───── THE RECORDS

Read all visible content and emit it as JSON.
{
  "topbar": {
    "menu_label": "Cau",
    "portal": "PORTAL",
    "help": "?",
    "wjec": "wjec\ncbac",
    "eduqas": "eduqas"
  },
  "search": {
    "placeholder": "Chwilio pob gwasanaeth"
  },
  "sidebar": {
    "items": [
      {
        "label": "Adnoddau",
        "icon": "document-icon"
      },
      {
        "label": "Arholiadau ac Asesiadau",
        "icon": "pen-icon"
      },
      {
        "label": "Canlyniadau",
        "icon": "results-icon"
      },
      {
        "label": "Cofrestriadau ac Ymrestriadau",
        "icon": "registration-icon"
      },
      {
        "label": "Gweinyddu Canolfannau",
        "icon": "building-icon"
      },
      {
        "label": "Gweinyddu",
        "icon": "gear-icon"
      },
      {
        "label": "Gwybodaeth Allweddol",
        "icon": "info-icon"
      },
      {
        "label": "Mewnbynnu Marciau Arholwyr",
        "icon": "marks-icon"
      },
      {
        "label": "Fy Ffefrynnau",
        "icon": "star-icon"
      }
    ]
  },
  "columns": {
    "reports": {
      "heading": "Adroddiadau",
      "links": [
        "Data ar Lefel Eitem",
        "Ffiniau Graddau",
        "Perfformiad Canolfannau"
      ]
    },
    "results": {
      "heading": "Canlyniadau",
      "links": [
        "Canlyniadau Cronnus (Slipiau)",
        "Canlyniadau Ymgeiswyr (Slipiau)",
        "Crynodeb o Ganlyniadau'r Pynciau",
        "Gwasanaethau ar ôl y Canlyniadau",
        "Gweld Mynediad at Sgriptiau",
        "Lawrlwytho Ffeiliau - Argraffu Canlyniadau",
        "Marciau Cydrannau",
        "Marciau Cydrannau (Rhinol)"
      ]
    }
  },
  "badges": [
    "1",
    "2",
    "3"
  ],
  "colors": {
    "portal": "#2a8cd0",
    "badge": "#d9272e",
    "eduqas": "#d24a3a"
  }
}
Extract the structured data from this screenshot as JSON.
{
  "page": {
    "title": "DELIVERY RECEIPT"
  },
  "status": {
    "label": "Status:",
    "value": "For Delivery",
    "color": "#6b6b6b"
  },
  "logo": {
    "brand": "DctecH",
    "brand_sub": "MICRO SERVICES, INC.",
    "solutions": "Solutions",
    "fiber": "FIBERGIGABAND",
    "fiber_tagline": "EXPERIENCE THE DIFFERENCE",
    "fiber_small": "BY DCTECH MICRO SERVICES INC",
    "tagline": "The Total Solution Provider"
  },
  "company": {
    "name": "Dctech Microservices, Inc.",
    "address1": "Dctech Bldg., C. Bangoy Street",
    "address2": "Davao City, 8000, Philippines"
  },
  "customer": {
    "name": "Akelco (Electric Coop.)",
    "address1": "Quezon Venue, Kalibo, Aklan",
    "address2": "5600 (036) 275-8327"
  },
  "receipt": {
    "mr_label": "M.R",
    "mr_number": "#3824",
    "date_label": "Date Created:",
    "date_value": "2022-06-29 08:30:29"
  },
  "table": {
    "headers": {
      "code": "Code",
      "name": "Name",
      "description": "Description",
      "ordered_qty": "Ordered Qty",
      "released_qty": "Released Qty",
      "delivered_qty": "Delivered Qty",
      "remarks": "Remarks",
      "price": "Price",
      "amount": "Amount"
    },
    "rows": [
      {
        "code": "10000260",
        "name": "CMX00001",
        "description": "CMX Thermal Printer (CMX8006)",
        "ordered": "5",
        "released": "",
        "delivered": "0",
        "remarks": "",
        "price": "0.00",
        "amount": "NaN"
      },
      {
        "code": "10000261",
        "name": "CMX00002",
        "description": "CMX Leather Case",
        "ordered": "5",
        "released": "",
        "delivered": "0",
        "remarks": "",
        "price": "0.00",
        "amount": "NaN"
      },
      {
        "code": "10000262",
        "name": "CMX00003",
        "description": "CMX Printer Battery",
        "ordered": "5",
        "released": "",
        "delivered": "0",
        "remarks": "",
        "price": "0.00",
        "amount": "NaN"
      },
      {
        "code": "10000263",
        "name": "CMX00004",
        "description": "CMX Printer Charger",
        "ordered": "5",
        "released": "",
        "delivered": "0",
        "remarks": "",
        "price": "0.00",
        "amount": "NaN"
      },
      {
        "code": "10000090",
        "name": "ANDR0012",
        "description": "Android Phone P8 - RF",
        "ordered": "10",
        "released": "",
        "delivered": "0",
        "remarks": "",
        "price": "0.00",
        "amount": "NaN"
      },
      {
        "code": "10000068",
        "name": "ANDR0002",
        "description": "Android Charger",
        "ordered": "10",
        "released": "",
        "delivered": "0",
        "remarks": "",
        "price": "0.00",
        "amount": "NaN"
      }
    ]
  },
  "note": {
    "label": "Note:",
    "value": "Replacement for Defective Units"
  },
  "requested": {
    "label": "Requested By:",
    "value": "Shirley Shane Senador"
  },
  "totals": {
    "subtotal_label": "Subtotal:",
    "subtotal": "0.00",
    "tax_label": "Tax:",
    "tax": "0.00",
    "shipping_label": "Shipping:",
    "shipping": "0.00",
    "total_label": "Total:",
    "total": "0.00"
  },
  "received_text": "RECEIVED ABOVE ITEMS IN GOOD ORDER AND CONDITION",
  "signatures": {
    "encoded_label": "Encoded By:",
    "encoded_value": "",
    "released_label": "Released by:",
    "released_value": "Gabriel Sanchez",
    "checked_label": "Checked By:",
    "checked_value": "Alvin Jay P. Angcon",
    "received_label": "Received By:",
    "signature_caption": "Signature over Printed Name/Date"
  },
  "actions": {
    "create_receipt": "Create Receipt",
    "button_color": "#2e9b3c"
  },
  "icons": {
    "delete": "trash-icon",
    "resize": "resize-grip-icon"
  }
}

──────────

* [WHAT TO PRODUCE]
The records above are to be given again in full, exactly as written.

* [TASK ANSWER]
Read all visible content and emit it as JSON.
{
  "topbar": {
    "menu_label": "Cau",
    "portal": "PORTAL",
    "help": "?",
    "wjec": "wjec\ncbac",
    "eduqas": "eduqas"
  },
  "search": {
    "placeholder": "Chwilio pob gwasanaeth"
  },
  "sidebar": {
    "items": [
      {
        "label": "Adnoddau",
        "icon": "document-icon"
      },
      {
        "label": "Arholiadau ac Asesiadau",
        "icon": "pen-icon"
      },
      {
        "label": "Canlyniadau",
        "icon": "results-icon"
      },
      {
        "label": "Cofrestriadau ac Ymrestriadau",
        "icon": "registration-icon"
      },
      {
        "label": "Gweinyddu Canolfannau",
        "icon": "building-icon"
      },
      {
        "label": "Gweinyddu",
        "icon": "gear-icon"
      },
      {
        "label": "Gwybodaeth Allweddol",
        "icon": "info-icon"
      },
      {
        "label": "Mewnbynnu Marciau Arholwyr",
        "icon": "marks-icon"
      },
      {
        "label": "Fy Ffefrynnau",
        "icon": "star-icon"
      }
    ]
  },
  "columns": {
    "reports": {
      "heading": "Adroddiadau",
      "links": [
        "Data ar Lefel Eitem",
        "Ffiniau Graddau",
        "Perfformiad Canolfannau"
      ]
    },
    "results": {
      "heading": "Canlyniadau",
      "links": [
        "Canlyniadau Cronnus (Slipiau)",
        "Canlyniadau Ymgeiswyr (Slipiau)",
        "Crynodeb o Ganlyniadau'r Pynciau",
        "Gwasanaethau ar ôl y Canlyniadau",
        "Gweld Mynediad at Sgriptiau",
        "Lawrlwytho Ffeiliau - Argraffu Canlyniadau",
        "Marciau Cydrannau",
        "Marciau Cydrannau (Rhinol)"
      ]
    }
  },
  "badges": [
    "1",
    "2",
    "3"
  ],
  "colors": {
    "portal": "#2a8cd0",
    "badge": "#d9272e",
    "eduqas": "#d24a3a"
  }
}
Extract the structured data from this screenshot as JSON.
{
  "page": {
    "title": "DELIVERY RECEIPT"
  },
  "status": {
    "label": "Status:",
    "value": "For Delivery",
    "color": "#6b6b6b"
  },
  "logo": {
    "brand": "DctecH",
    "brand_sub": "MICRO SERVICES, INC.",
    "solutions": "Solutions",
    "fiber": "FIBERGIGABAND",
    "fiber_tagline": "EXPERIENCE THE DIFFERENCE",
    "fiber_small": "BY DCTECH MICRO SERVICES INC",
    "tagline": "The Total Solution Provider"
  },
  "company": {
    "name": "Dctech Microservices, Inc.",
    "address1": "Dctech Bldg., C. Bangoy Street",
    "address2": "Davao City, 8000, Philippines"
  },
  "customer": {
    "name": "Akelco (Electric Coop.)",
    "address1": "Quezon Venue, Kalibo, Aklan",
    "address2": "5600 (036) 275-8327"
  },
  "receipt": {
    "mr_label": "M.R",
    "mr_number": "#3824",
    "date_label": "Date Created:",
    "date_value": "2022-06-29 08:30:29"
  },
  "table": {
    "headers": {
      "code": "Code",
      "name": "Name",
      "description": "Description",
      "ordered_qty": "Ordered Qty",
      "released_qty": "Released Qty",
      "delivered_qty": "Delivered Qty",
      "remarks": "Remarks",
      "price": "Price",
      "amount": "Amount"
    },
    "rows": [
      {
        "code": "10000260",
        "name": "CMX00001",
        "description": "CMX Thermal Printer (CMX8006)",
        "ordered": "5",
        "released": "",
        "delivered": "0",
        "remarks": "",
        "price": "0.00",
        "amount": "NaN"
      },
      {
        "code": "10000261",
        "name": "CMX00002",
        "description": "CMX Leather Case",
        "ordered": "5",
        "released": "",
        "delivered": "0",
        "remarks": "",
        "price": "0.00",
        "amount": "NaN"
      },
      {
        "code": "10000262",
        "name": "CMX00003",
        "description": "CMX Printer Battery",
        "ordered": "5",
        "released": "",
        "delivered": "0",
        "remarks": "",
        "price": "0.00",
        "amount": "NaN"
      },
      {
        "code": "10000263",
        "name": "CMX00004",
        "description": "CMX Printer Charger",
        "ordered": "5",
        "released": "",
        "delivered": "0",
        "remarks": "",
        "price": "0.00",
        "amount": "NaN"
      },
      {
        "code": "10000090",
        "name": "ANDR0012",
        "description": "Android Phone P8 - RF",
        "ordered": "10",
        "released": "",
        "delivered": "0",
        "remarks": "",
        "price": "0.00",
        "amount": "NaN"
      },
      {
        "code": "10000068",
        "name": "ANDR0002",
        "description": "Android Charger",
        "ordered": "10",
        "released": "",
        "delivered": "0",
        "remarks": "",
        "price": "0.00",
        "amount": "NaN"
      }
    ]
  },
  "note": {
    "label": "Note:",
    "value": "Replacement for Defective Units"
  },
  "requested": {
    "label": "Requested By:",
    "value": "Shirley Shane Senador"
  },
  "totals": {
    "subtotal_label": "Subtotal:",
    "subtotal": "0.00",
    "tax_label": "Tax:",
    "tax": "0.00",
    "shipping_label": "Shipping:",
    "shipping": "0.00",
    "total_label": "Total:",
    "total": "0.00"
  },
  "received_text": "RECEIVED ABOVE ITEMS IN GOOD ORDER AND CONDITION",
  "signatures": {
    "encoded_label": "Encoded By:",
    "encoded_value": "",
    "released_label": "Released by:",
    "released_value": "Gabriel Sanchez",
    "checked_label": "Checked By:",
    "checked_value": "Alvin Jay P. Angcon",
    "received_label": "Received By:",
    "signature_caption": "Signature over Printed Name/Date"
  },
  "actions": {
    "create_receipt": "Create Receipt",
    "button_color": "#2e9b3c"
  },
  "icons": {
    "delete": "trash-icon",
    "resize": "resize-grip-icon"
  }
}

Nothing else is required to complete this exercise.